The Word of the Week comes from the Grass-Mud Horse Lexicon, a glossary of terms created by Chinese netizens and encountered in online political discussions. These are the words of China’s online “resistance discourse,” used to mock and subvert the official language around censorship and political correctness.
Cooking oil “refined” from leftover food; also known in English as “gutter oil.” Leftovers from home cooking and restaurants are usually fed to pigs, but some unscrupulous people will gather the slop and “recycle” it by selling it as low-cost cooking oil. Refining ditch oil is illegal and unhealthy; it can be carcinogenic and contain hazardous chemicals.

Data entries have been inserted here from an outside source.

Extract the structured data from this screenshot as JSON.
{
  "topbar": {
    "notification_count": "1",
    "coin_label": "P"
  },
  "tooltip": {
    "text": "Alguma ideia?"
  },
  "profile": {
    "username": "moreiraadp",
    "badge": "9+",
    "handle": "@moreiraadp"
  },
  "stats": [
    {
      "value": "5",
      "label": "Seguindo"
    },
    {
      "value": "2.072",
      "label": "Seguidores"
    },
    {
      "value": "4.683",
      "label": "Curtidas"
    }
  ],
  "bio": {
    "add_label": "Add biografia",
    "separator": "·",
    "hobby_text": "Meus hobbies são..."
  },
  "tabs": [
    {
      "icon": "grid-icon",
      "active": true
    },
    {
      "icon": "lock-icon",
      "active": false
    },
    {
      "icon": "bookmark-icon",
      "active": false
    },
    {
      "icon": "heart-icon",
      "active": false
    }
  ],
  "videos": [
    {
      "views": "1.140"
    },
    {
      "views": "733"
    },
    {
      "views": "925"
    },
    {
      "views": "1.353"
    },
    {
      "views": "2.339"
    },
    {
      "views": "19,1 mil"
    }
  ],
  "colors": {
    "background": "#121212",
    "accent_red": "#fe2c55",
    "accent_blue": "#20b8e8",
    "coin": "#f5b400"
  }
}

Investigations starting from 2008 have shown that ditch oil is still widely used. In 2011, authorities revealed thatup to one tenth of cooking oil used in China might actually be ditch oil. In June 2015, China Times reported that regulations of the collection and refining of cooking oil in Beijing have backfired by encouraging the formation of oil collection monopolies which skirt health and safety requirements.
Ditch oil is symbolic of China’s ongoing food safety issues. A 2012 study by the Pew Research Center found that 41% of Chinese considered food safety a very big problem for the country, up from just 12% in 2008.
Yifushitang (@一夫食堂): Since using ditch oil also incurs costs, why not add a little less? It’s not easy eating out. (May 25, 2015)
Want to learn more subversive netspeak? Check out Decoding the Chinese Internet: A Glossary of Political Slang. Available for $2.99 in the Kindle, Google Play, and iTunes stores. All proceeds from the sale of this eBook support China Digital Times.